Second, the book-value weights are based on arbitrary accounting policies that are used to calculate retained earnings and value of assets. Thus, they do not reflect economic values

**Book Value Versus Market Value **

**Weights **

**Market-value weights are theoretically superior **

**to book-value weights: **

They reflect economic values and are not influenced by accounting policies.

They are also consistent with the market-determined component costs.

_{The difficulty in using market-value weights: }

_{The difficulty in using market-value weights: }

The market prices of securities fluctuate widely and frequently.

A market value based target capital structure means that the amounts of debt and equity are continuously adjusted as the value of the firm changes.

**FLOTATION COSTS, COST OF CAPITAL **

**AND INVESTMENT ANALYSIS **

**A new issue of debt or shares will invariably involve flotation costs in the **

form of legal fees, administrative expenses, brokerage or underwriting commission.

One approach is to adjust the flotation costs in the calculation of the cost of

*capital. This is not a correct procedure. Flotation costs are not annual costs; *
*they are one-time costs incurred when the investment project is undertaken *
and financed. If the cost of capital is adjusted for the flotation costs and
used as the discount rate, the effect of the flotation costs will be
compounded over the life of the project.

The correct procedure is to adjust the investment project’s cash flows for

the flotation costs and use the weighted average cost of capital, unadjusted for the flotation costs, as the discount rate.

**DIVISIONAL AND PROJECT **

**COST OF CAPITAL **

_{A }

_{most }

_{commonly }

_{suggested }

_{method }

_{for }

### calculating the required rate of return for a division

**(or project) is the pure-play technique. **

_{The basic idea is to use the beta of the comparable }

**firms, called pure-play firms, in the same industry **

### or line of business as a proxy for the beta of the

### division or the project

**DIVISIONAL AND PROJECT **

**COST OF CAPITAL **

**The pure-play approach for calculating the divisional cost of **
**capital involves the following steps: **

Identify comparable firms

Estimate equity betas for comparable firms: Estimate asset betas for comparable firms: Calculate the division’s beta:

Calculate the division’s all-equity cost of capital Calculate the division’s equity cost of capital: Calculate the division’s cost of capital

**Firm’s cost of capital **

**Example **

**The Cost of Capital for Projects **

A simple practical approach to incorporate risk differences in
projects is to adjust the firm’s WACC (upwards or
*downwards), and use the adjusted WACC to evaluate the *
investment project:

Companies in practice may develop policy guidelines for incorporating the project risk differences.
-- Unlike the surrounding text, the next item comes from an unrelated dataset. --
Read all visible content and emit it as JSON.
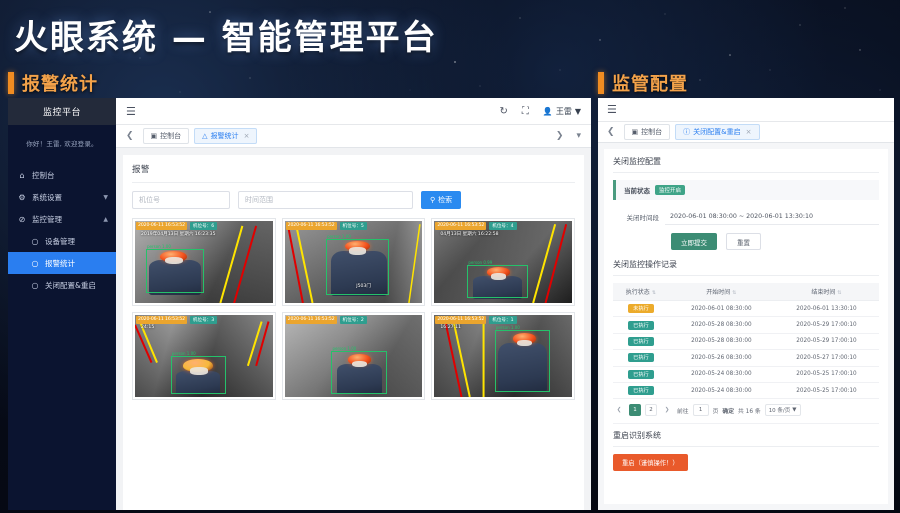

One approach is to divide projects into broad risk classes, and use different discount rates based on the decision maker’s experience.

**The Cost of Capital for Projects **

_{For example, projects may be classified as: }

_{Low risk projects }

discount rate < the firm’s WACC

###

### Medium risk projects

discount rate = the firm’s WACC

### High risk projects

discount rate > the firm’s WACC